Spicy Coconut Chicken Soup


Food from Sri Lanka, located off the southern tip of India, has flavor combinations not seen in other cuisines because of its position at the intersection of trade routes and cultures, says Kentucky-based chef Samantha Fore, whose family is from the country. This soup exemplifies the essential, mouthwatering combo of sweet, sour and heat; bright acidity from fresh lime juice is balanced by coconut milk, which adds richness without being heavy. Spices grown on the island—like cinnamon, cardamom, coriander and cumin—lend toasty notes to the broth and add a layer of gentle heat behind the fiery dried chile. The Tuk spice blend is one Fore created (named after her pop-up restaurant, Tuk Sri Lankan Bites) and is available online through spicewallabrand.com. "It is basically everything I would put into a chicken curry," she says, including ginger, lemongrass and turmeric.

Spicy Coconut Chicken Soup
Photo: Greg DuPree
Active Time:
35 mins
Total Time:
1 hr 15 mins


  • 1 ½ pounds bone-in, skin-on chicken thighs

  • 1 teaspoon ground pepper, divided

  • 2 tablespoons Tuk fried chicken spice or madras curry powder, divided

  • 2 tablespoons coconut oil

  • 1 4-inch piece pandan leaf (optional)

  • 1 Ceylon cinnamon stick

  • 4 cardamom seeds

  • ½ teaspoon fenugreek seeds (see Tip)

  • ½ teaspoon brown mustard seeds

  • 1 cup diced carrot

  • 1 cup diced celery

  • ½ cup thinly sliced leek

  • ½ cup diced white onion

  • ½ teaspoon kosher salt

  • 2 cloves garlic, grated

  • 1 teaspoon thinly sliced lemongrass

  • ½ teaspoon grated fresh ginger

  • 1 sprig fresh curry leaves

  • ½ teaspoon ground turmeric

  • ½ teaspoon Guntur Sannam chile or crushed red pepper (optional)

  • 4 cups low-sodium chicken broth

  • cup coconut milk

  • 2 tablespoons lime juice


  1. Season both sides of chicken with 1/2 teaspoon pepper.

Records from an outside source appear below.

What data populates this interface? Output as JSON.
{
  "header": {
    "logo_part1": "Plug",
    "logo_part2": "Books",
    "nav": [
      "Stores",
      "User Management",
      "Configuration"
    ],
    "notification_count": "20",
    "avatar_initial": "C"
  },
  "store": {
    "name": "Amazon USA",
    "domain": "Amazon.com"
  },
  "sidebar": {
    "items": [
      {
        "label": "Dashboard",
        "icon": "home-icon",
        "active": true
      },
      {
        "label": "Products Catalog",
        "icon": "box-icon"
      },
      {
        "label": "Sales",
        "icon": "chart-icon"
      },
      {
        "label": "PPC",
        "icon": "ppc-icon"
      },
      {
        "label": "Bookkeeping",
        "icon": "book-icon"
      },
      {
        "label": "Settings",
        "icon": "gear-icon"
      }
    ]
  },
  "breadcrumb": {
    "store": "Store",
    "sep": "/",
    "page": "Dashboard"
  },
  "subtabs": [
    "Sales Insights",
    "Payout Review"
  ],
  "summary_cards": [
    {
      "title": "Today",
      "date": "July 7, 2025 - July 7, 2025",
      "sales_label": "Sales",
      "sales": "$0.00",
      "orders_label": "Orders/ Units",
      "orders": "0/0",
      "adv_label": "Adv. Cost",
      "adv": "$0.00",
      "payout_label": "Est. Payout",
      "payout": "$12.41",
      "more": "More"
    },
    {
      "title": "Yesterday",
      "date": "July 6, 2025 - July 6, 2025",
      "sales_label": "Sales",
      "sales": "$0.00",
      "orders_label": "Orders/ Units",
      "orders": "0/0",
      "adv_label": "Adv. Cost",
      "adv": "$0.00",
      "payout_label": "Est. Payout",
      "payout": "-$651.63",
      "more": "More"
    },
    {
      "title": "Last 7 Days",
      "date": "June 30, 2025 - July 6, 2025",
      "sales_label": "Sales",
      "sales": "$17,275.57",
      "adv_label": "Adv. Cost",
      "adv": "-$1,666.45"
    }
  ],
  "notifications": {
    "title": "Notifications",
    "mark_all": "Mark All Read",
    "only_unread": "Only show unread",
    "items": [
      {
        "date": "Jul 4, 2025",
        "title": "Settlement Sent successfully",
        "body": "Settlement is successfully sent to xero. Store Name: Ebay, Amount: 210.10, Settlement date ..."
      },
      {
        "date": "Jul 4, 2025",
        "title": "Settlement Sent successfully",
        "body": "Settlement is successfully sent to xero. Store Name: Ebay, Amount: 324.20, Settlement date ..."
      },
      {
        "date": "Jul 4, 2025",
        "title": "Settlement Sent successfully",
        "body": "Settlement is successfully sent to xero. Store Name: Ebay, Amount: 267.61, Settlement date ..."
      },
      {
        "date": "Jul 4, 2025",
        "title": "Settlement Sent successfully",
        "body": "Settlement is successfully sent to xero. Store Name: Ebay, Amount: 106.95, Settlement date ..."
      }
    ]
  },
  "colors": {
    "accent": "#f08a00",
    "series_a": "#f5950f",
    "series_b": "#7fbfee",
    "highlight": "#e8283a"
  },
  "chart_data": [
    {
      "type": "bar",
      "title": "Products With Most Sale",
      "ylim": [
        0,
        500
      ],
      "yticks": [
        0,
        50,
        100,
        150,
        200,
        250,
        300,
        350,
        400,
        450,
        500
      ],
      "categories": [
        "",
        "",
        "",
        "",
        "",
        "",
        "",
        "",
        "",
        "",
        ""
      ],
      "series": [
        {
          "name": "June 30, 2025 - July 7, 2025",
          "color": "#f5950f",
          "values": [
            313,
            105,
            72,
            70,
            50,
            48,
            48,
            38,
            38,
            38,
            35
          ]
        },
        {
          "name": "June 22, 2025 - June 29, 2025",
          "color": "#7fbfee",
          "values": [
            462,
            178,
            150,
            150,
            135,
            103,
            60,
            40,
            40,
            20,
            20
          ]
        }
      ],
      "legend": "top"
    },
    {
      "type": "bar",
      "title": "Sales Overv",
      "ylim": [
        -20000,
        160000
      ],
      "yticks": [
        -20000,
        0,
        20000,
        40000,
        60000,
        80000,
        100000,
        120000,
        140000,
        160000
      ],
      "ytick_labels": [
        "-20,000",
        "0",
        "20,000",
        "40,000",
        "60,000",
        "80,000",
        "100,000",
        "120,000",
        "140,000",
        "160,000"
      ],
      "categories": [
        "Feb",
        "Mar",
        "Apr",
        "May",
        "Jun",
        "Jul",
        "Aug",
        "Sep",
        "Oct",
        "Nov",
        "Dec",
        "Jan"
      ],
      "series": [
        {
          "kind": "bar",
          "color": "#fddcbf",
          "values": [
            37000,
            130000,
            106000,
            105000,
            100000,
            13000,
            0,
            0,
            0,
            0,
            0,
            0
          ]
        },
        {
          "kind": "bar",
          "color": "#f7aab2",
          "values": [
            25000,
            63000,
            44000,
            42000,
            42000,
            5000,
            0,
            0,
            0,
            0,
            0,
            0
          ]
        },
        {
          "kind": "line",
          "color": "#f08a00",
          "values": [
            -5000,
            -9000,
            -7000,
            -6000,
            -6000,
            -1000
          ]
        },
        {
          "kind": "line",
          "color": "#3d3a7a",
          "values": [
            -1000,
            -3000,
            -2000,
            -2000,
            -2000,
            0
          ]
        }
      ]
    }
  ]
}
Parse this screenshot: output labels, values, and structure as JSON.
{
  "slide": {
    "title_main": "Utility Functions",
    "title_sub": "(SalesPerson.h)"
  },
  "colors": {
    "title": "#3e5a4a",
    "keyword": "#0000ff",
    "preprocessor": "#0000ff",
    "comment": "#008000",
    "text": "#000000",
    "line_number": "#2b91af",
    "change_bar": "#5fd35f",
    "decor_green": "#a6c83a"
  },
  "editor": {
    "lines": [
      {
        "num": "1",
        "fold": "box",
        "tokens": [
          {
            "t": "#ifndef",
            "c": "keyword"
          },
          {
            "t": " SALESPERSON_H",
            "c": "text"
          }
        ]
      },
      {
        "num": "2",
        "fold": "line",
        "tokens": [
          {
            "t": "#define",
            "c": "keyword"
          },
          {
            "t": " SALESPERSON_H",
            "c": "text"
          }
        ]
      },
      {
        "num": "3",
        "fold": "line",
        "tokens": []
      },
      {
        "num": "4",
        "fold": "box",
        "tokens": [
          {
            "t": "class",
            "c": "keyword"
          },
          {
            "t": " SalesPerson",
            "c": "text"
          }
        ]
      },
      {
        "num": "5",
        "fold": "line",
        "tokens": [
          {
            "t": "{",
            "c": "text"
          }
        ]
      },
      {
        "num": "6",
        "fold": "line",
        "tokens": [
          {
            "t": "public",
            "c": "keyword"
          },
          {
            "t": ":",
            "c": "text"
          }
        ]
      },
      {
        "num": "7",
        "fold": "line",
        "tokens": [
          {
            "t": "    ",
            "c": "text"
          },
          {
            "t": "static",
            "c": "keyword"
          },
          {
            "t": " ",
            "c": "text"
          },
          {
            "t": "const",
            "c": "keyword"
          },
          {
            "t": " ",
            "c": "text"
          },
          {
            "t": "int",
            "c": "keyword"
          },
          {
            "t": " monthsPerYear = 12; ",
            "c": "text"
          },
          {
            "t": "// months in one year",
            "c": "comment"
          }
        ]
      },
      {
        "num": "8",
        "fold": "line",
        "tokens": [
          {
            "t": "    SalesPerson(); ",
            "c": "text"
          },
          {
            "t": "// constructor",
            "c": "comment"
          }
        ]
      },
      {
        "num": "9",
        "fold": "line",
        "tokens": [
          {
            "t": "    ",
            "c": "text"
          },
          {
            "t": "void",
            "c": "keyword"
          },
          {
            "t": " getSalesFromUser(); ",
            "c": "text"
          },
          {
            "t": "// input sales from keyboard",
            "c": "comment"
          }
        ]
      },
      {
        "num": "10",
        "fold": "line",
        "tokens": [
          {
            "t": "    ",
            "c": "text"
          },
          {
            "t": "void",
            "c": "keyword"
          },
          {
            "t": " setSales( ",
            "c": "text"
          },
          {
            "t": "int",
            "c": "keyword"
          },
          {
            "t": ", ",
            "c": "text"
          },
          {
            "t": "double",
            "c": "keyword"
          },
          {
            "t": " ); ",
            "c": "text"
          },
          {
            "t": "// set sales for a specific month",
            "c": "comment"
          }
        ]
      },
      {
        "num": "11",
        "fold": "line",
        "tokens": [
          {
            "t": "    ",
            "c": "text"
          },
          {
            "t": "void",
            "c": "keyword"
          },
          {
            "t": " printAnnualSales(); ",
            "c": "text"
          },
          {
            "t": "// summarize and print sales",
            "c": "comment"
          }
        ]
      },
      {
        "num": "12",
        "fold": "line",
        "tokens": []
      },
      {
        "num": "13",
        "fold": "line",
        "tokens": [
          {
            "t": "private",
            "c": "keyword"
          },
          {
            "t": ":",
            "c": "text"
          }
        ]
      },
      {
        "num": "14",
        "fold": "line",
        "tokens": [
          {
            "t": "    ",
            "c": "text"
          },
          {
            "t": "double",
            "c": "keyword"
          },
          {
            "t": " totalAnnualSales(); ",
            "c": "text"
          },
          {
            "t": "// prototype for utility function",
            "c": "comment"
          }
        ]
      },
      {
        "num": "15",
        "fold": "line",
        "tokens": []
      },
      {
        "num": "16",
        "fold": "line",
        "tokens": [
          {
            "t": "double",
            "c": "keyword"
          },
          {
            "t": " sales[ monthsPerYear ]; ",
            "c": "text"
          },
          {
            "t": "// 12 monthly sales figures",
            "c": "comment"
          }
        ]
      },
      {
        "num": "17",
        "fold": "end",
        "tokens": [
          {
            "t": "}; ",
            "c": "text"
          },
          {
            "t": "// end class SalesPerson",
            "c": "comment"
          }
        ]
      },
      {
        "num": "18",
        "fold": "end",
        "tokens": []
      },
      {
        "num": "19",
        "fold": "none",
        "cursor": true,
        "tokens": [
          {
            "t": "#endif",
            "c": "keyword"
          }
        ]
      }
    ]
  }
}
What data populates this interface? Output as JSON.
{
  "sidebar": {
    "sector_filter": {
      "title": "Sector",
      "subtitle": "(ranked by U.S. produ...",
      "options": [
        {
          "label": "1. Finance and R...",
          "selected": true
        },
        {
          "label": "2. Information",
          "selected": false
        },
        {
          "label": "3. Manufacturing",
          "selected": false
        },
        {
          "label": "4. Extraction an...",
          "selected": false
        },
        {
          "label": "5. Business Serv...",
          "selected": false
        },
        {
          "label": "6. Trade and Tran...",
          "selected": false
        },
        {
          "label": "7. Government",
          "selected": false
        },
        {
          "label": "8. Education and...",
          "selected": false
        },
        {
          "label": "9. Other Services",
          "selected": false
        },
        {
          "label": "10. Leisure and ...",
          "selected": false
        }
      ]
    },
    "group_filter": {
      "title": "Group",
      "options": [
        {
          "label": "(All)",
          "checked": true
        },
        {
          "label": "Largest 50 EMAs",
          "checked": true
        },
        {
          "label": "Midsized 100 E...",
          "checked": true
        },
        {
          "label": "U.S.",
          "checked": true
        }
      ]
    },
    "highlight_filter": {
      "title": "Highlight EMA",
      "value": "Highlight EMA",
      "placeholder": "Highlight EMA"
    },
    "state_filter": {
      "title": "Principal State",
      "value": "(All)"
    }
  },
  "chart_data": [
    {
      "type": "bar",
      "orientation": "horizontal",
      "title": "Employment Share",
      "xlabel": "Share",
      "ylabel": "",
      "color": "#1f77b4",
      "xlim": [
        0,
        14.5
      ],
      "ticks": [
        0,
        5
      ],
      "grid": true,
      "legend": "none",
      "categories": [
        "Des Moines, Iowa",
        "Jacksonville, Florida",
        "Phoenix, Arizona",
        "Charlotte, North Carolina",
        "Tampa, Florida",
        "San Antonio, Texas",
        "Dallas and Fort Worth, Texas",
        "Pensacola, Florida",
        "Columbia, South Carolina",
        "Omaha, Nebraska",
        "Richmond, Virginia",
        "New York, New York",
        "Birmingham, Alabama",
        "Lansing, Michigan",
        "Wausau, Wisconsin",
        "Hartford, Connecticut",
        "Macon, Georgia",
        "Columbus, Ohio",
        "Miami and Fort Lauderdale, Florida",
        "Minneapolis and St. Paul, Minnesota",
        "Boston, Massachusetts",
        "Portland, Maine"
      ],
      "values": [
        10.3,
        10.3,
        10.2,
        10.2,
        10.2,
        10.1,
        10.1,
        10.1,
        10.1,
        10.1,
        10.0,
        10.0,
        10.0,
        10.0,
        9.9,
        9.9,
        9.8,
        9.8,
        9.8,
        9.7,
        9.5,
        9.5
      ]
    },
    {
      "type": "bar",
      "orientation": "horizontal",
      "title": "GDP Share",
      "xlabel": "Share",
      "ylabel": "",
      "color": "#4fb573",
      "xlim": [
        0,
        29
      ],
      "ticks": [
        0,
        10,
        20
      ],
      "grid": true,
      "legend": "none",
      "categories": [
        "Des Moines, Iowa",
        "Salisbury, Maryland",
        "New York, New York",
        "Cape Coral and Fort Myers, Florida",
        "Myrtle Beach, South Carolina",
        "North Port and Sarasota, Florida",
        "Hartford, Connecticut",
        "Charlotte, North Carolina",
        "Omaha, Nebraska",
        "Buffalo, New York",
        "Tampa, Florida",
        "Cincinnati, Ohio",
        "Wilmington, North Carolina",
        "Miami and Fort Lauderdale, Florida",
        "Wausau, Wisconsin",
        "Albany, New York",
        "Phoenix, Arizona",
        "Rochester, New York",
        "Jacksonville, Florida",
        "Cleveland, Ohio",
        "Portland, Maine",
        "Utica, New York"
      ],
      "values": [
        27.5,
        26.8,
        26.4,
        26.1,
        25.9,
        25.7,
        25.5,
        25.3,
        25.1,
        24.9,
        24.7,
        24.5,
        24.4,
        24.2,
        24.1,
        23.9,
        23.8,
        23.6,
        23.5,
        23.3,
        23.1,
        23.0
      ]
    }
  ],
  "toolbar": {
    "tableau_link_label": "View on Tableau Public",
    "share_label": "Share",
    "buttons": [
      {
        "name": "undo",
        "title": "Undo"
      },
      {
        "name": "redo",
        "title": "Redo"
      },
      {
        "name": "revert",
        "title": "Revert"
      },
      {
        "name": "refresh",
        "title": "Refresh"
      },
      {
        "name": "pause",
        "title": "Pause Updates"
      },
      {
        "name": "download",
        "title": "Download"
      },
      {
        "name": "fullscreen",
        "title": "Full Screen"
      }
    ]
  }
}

Sprinkle 1 tablespoon spice blend (or curry powder) on the underside.

  2. Heat oil in a large pot over medium heat. Add pandan, if using, cinnamon stick, cardamom, fenugreek and mustard seeds. Cook, stirring, for 2 minutes. Discard the pandan and cinnamon stick. Add the chicken, skin-side down, and cook until the skin is golden, about 7 minutes. Transfer the chicken to a plate.

  3. Add carrot, celery, leek, onion, salt and the remaining 1/2 teaspoon pepper and 1 tablespoon spice blend (or curry powder); cook, stirring, for 2 minutes. Add garlic, lemongrass, ginger and curry leaves; cook, stirring, for 2 minutes. Add turmeric and chile (or crushed red pepper), if using, and cook, stirring, for 2 minutes more.

  4. Stir in broth and bring to a boil over medium heat. Nestle the chicken into the pot and reduce heat to medium-low. Cook, stirring occasionally, until thickened and the chicken reaches 165°F, about 20 minutes. Discard curry leaves.

  5. Transfer the chicken to a cutting board. Discard the skin and bones. Shred the meat with two forks and return to the pot. Stir in coconut milk and lime juice and simmer for 5 minutes more.


Popular in Indian cuisine, fenugreek seeds taste maple-y, tangy and nutty. Find them in the spice aisle at well-stocked grocery stores, in Indian markets or online.

Nutrition Facts (per serving)

413 Calories
26g Fat
16g Carbs
29g Protein
Nutrition Facts
Servings Per Recipe 4
Serving Size 1 3/4 cups
Calories 413
% Daily Value *
Total Carbohydrate 16g 6%
Dietary Fiber 5g 18%
Total Sugars 4g
Protein 29g 58%
Total Fat 26g 33%
Saturated Fat 16g 80%
Cholesterol 135mg 45%
Sodium 564mg 25%
Potassium 649mg 14%

Nutrition information is calculated by a registered dietitian using an ingredient database but should be considered an estimate.

* Daily Values (DVs) are the recommended amounts of nutrients to consume each day. Percent Daily Value (%DV) found on nutrition labels tells you how much a serving of a particular food or recipe contributes to each of those total recommended amounts. Per the Food and Drug Administration (FDA), the daily value is based on a standard 2,000 calorie diet. Depending on your calorie needs or if you have a health condition, you may need more or less of particular nutrients. (For example, it’s recommended that people following a heart-healthy diet eat less sodium on a daily basis compared to those following a standard diet.)

(-) Information is not currently available for this nutrient. If you are following a special diet for medical reasons, be sure to consult with your primary care provider or a registered dietitian to better understand your personal nutrition needs.

Related Articles